It seems providential that in the ordinary course of my Bible reading and during the exact time of our 45th Wedding Anniversary I should find myself in the Song of Solomon. It seems deliciously appropriate not only that I should be reading it at this time in our married lives but that this Song also is positioned in what appears to be the very centre of the Bible. It’s as though the Song wishes to tell us that this is what the Bible and true life is all about — a romantic love relationship.
Of course one shouldn’t miss the fact that the most immediate meaning of the Song is an expression of sweet romantic love between a man and a woman. The language is that of a deeply intimate physical relationship between two lovers. But it is not just any conjugal relationship. In fact the language makes it plain that this is a relationship between one man and one woman who have discovered absolute and exclusive love in one another. Song of Songs 6:8 quotes the man as saying, There may be sixty wives, all queens, and eighty concubines and unnumbered virgins available to me. But I would still choose my dove, my perfect one, the only beloved daughter of her mother.
This, of course, can only be the language of what truly defines marriage from a biblical perspective — the devotion of one man and one woman to one another as long as their earthly lives shall last. It brings to mind the words of Genesis 2:24 where, in the very beginning, God said of such, after creating the first marriage of, For this cause shall a man leave his father and mother and cleave to his wife and the two shall become one flesh. When and if it comes to marriage at all for any of us, we were made for one exclusive heterosexual commitment throughout our earthly lives. In the midst of all the current aberrations of sexual pleasure we need to come back again and again to this foundational principle of what God had in mind for marriage from the very beginning.
Some, in this context, will ask about divorce and wonder if there is any redemption of marriage in such an instance. Though divorce was something far from God’s intention from the beginning (Malachi 2:16) it is evident that He has made provision for divorce in circumstances in which someone has been victimized by a partner’s unfaithfulness (no doubt, because of God’s idea about the significance of “marriage vows” — Matthew 19:8,9). Through faith in Jesus’ redemptive work, it’s possible for anyone to experience forgiveness from the worst of sins, and to start over — even in marriage. But this means it’s also possible for God’s grace in Christ to enable a partner to forgive their spouse’s unfaithfulness in marriage — if they are genuinely repentant.
Song of Solomon underlines the basic principle of marriage that it is intended as a romantic relationship. It is the primary expression of what marriage is all about — a continual feast in one another’s value and beauty that includes many different expressions, such as, actual words of affection, descriptions of one another’s physical beauty, delight in on another’s presence, pride of ownership and status (king and queen/prince and princess), and the mystery and beauty of conjugal love. Though there are expressions here that may be difficult for us to fully appreciate, there is much with which any two married people of a good marriage can readily identify.

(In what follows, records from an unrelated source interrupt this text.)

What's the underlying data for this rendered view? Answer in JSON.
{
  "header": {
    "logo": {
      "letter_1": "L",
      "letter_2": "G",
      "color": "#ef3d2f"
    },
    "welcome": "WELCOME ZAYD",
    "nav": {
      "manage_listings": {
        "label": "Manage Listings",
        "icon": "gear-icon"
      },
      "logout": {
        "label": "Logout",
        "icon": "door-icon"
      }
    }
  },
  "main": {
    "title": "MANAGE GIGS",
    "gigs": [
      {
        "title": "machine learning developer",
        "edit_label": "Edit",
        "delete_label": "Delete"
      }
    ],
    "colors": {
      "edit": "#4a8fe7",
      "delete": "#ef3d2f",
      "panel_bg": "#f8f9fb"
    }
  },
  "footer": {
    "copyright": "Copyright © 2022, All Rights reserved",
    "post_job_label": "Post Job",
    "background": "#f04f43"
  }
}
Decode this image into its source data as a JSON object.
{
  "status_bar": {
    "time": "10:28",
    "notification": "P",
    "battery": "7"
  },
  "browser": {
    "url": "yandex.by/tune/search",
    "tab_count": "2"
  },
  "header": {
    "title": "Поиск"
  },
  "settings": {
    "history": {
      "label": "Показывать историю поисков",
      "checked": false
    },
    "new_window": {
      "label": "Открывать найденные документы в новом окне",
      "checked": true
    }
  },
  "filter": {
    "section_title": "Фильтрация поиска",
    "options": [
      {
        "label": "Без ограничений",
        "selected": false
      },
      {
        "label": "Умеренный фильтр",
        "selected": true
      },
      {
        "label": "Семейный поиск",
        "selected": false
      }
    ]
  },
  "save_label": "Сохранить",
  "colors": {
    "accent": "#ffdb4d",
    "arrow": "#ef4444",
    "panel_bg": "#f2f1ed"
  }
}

I must confess that the romantic notion of marriage has intrigued and blessed me throughout our married lives. And as we have grown older in years and in our marriage there is a sense in which the romantic nature of our marriage has grown richer and deeper despite physical changes otherwise. This is a mystery, I know. But the fact is, that like an aging wine, the romance of it has a more attractive taste than when it was new.
Of course, even though the first meaning of the Song of Solomon is about marriage as God intended it to be, it points powerfully to the highest love of all — that of the mystery of relationship that God intended to have with his own bride, His church. In that sense, Song of Solomon emphatically and conclusively points its readers to the very essential nature of the Gospel — that there is nothing sweeter in all the world than the love that has been established between God and His church through the redemptive work of Jesus Christ. Paul alludes to the mystery and wonder of this relationship by specifically speaking of marriage as an illustration of the way Christ and the church are one (Ephesians 5:32).
I think God’s intention in the Song of Solomon is that He would want us to think of His relationship with His people in romantic terms. The romance so foundational to marriage is really the way in which we Christians should regard our relationship with God. Think of the difference it would make in our daily lives if we lived them from the perspective of a romantic relationship with God. Of course, this can only be so, if we have accepted the redemptive work of Christ in our lives, acknowledging Jesus as the Saviour and Lord. But once established the relationship with Him ought to be one of delight in one another’s love, don’t you think? This is the meaning, I think, of that expression in this great hymn written by George Matheson in 1882:
O Love that wilt not let me go,
I rest my weary soul in thee;
I give thee back the life I owe,
That in thine ocean depths its flow
May richer, fuller be.